Derakhshan v Narula (2017 ONSC 1996)
motions — costs — time spent — summonses — hours
Justice L. Sheard

Derakhshan v Narula (2017 ONSC 1999)
motions — hours — spent — time — bad faith
Justice L. Sheard

Derakhshan v Narula (2017 ONSC 2053)
enough assets in to pay — motion — security for costs — waste of time — nuisance
Justice L. Sheard

Arnold v Deere (2017 ONSC 1936)
disclosure — orders — justly — finds — uncontested
Justice S. Kershman

Uriu v Rivadeneyra (2017 ONSC 1930)
costs — motion — return — parenting — awarded
Justice L. Sheard

Civil Matters

Farley v Ottawa (Police Services Board) (2017 ONSC 2197)
partial indemnity — costs of the motion — allinclusive — fees incurred — mathematical
Justice C. MacLeod

Continue Reading…


#ThrowbackThursday: Family Law 1983

This month, we’ll be holding the 26th Annual Institute of Family Law in Montebello. Accordingly, this month’s Throwbacks will feature programs from past family law conferences. You might be thinking at this point, however, that the title of this post says 1983, which is most definitely older than 26 years. And you’d be right!

A few weeks ago, I noticed a binder for the “Family Law Seminar” from 1983 on the shelf. If anyone can remember from the time what this was about, please leave a comment below! At any rate, what is clear is that before our Annual Institute of Family Law got started in 1992, we at least had this two-day seminar in May 1983 in Mont Ste-Marie. Here’s a look at the agenda:

 


#ThrowbackThursday: Cartier Square

My love for old pictures of Ottawa has been documented on this blog before, and I’m happy to report that I’m at it again! I stumbled upon these pictures of what used occupy the land the current Courthouse sits on, and I’m fascinated by the difference!

Certainly some of our readers will remember these, known as the Cartier Square buildings. They were constructed at the start of WWII and were specifically intended to be temporary buildings. Temporary in the case of the buildings on this lot lasted until 1980, when these were demolished. I particularly like the second photo above, looking at the front of the building (of what today would be the front of the Courthouse), from the position of Elgin and Nepean. A future post of what pre-dates Place Bell is certainly in the future!

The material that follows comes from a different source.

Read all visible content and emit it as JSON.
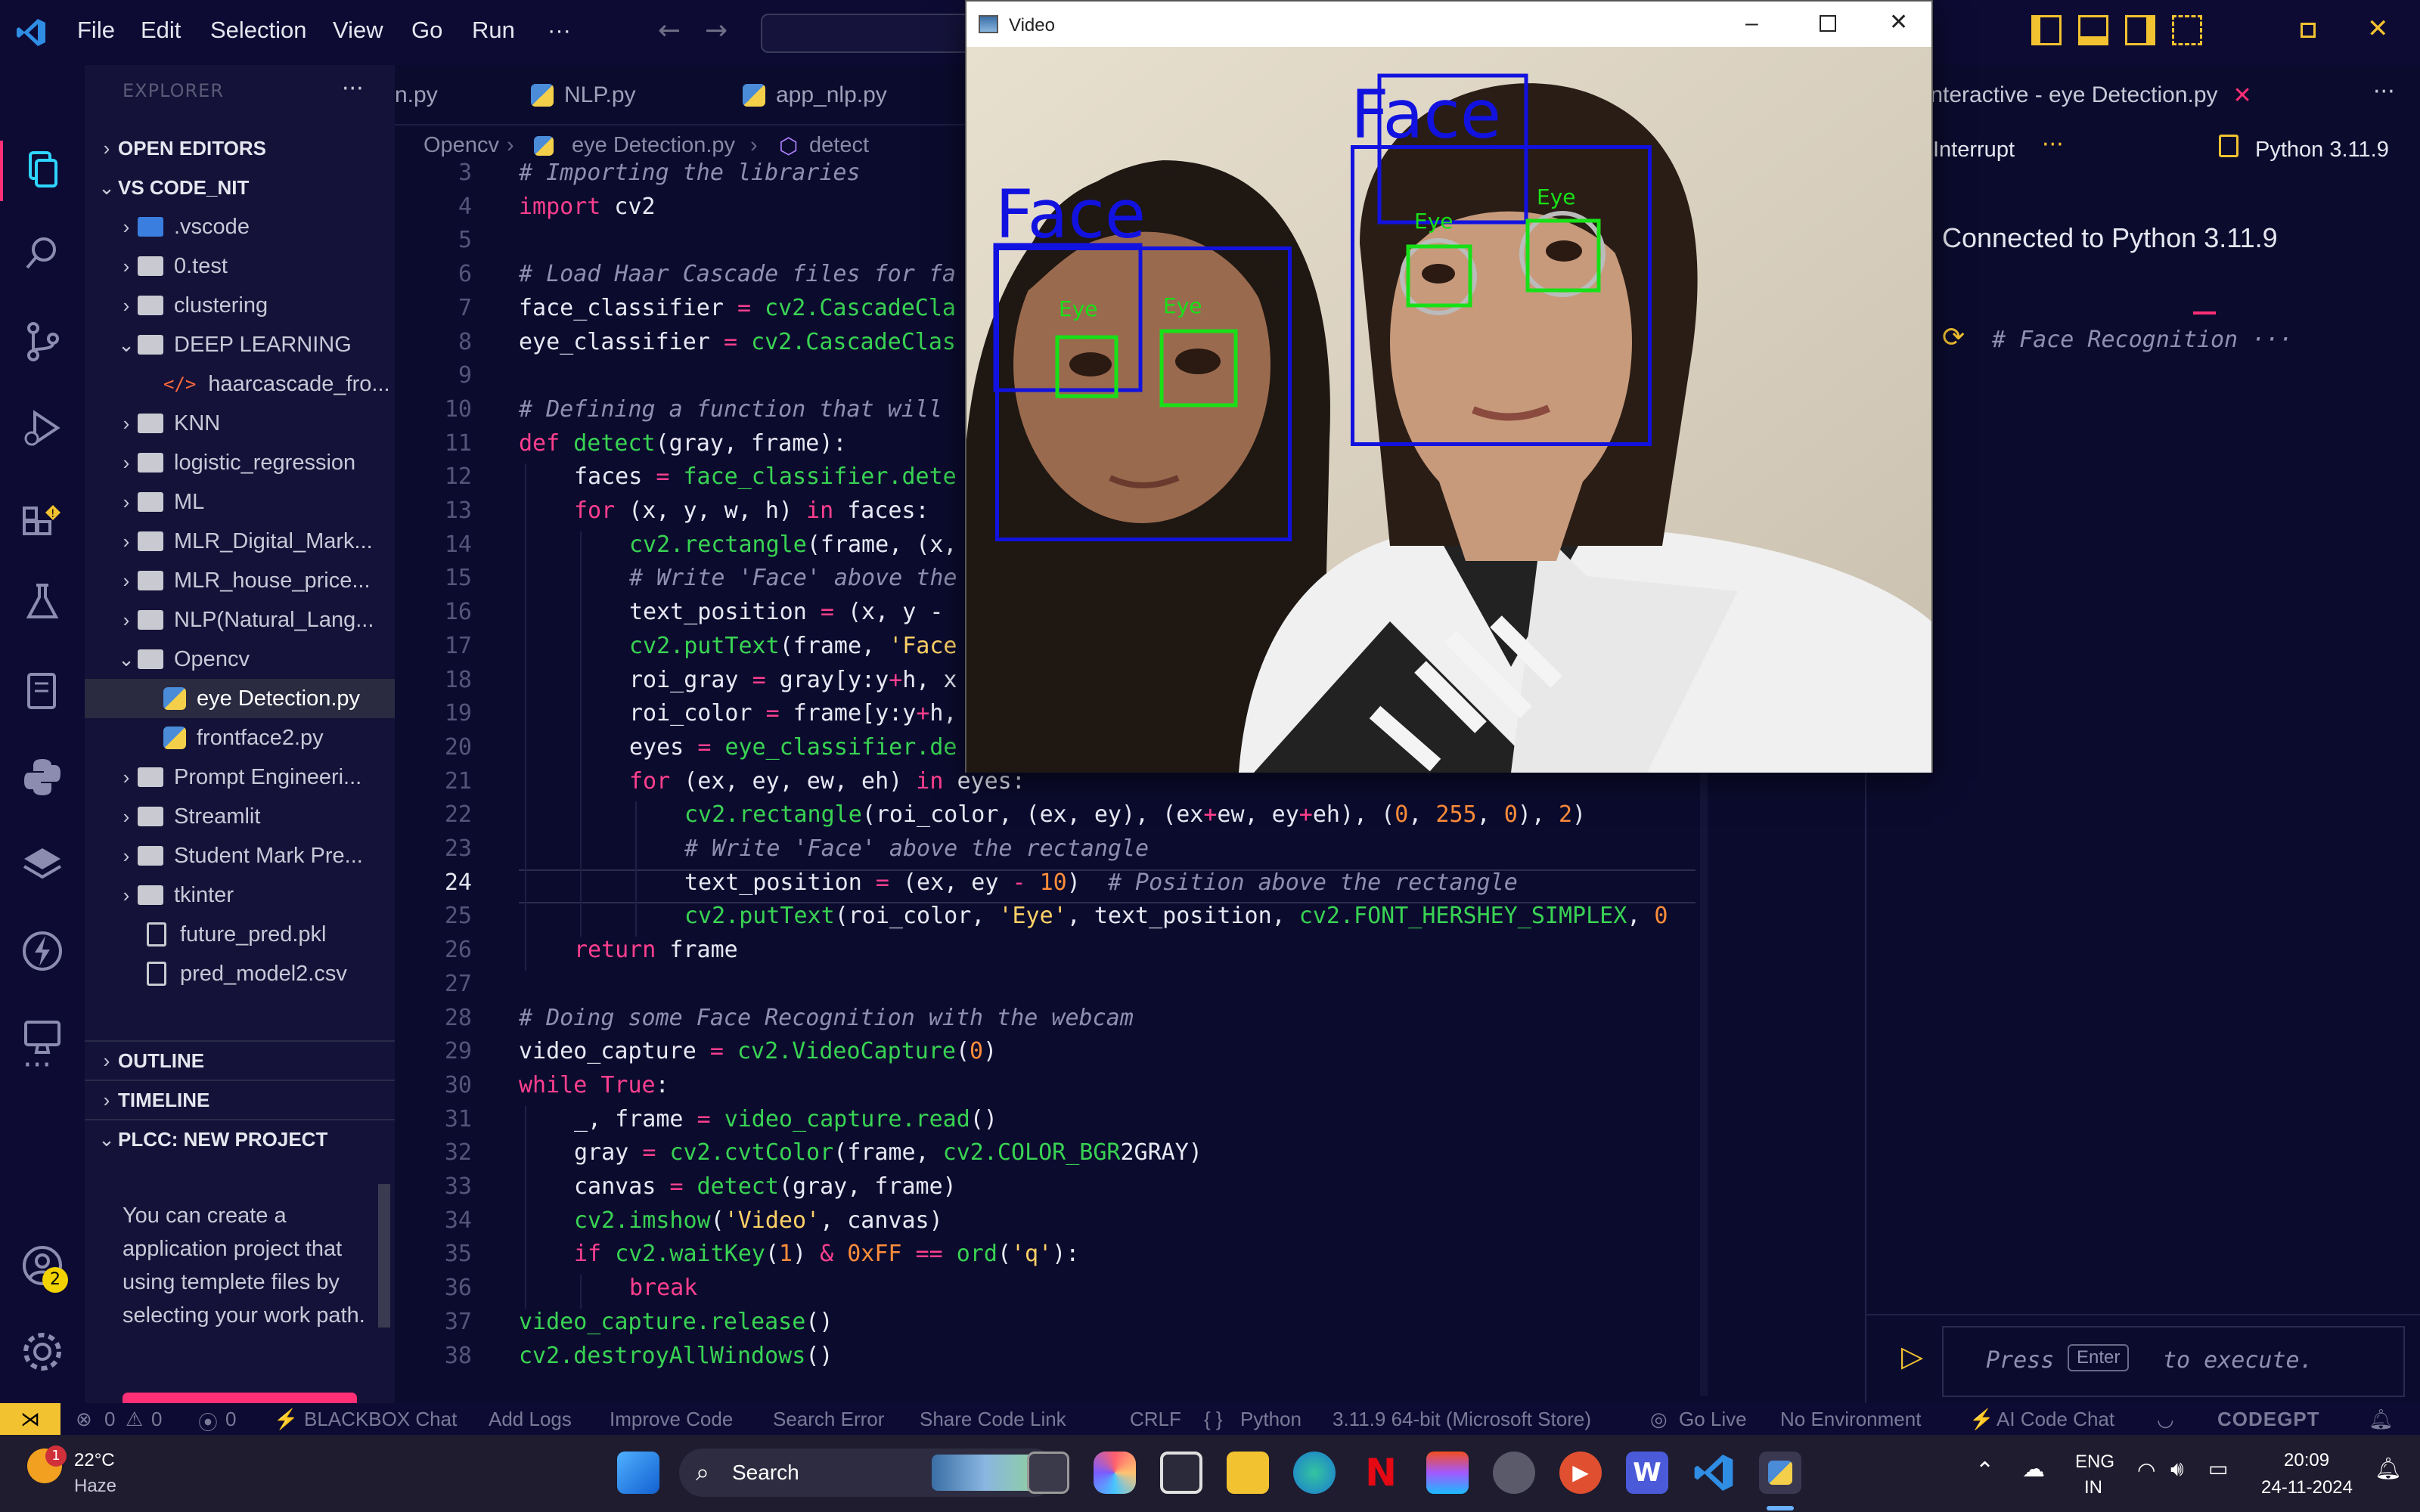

If you’d like to learn more about Ottawa’s temporary buildings, I suggest this article from Urbsite. (In fact, I recommend spending a lot more time on Urbsite, if you’re into old Ottawa!)


Recently Published Ottawa Decisions

Find below recently published Ottawa decisions, available for free through CanLII.org.

Family Matters

Campbell v Lapierre (2017 ONSC 1645)
father — children s best interests — parents — joint custody — school
Justice A. Doyle

Fortier c. Lauzon (2017 CanLII 13618)
transfert du foyer conjugal — question des dépens — gain — représente lui-même — outrage
Juge M. Labrosse

Stacey v Stacey (2017 ONSC 1226)
father — children — costs — legal fees — flight
Justice M. Shelston

Astley v Labelle (2017 ONSC 1378)
costs — offer to settle — motion — bad faith — spent
Justice L. Sheard

Bédard v Crawford (2017 ONSC 1679)
disclosure — motion — ending — cross-motion requesting — statements
Justice T. Engelking

Continue Reading…


Resource Spotlight: The Comprehensive Guide to Legal Research, Writing & Analysis

Our newest “Oh my god, I love that book” title in the library is the excellent The Comprehensive Guide to Legal Research, Writing & Analysis. The second edition of this book came out last year, and it has won the praise of our library staff, both experienced and novice. Brenda and Emily enjoy the clear instructions for performing specific legal research tasks, particularly the wonderful use of full-colour screen grabs. Brenda (our more experienced law librarian) has found the book quite useful for researching jurisdictions outside of Ontario, for which this book has a chapter dedicated to each province and territory. Emily, who is a newer librarian, has enjoyed referring to the book for a wide variety of tasks, especially for those tricky numbers like finding Hansard debates. She’s even photocopied excerpts from the book to keep close at hand in case she needs them in the future.

We’re currently hoarding this book behind the main counter, but you will be able to find it soon at KF 240 M33 2016 in the “Reference” stacks (near the work tables).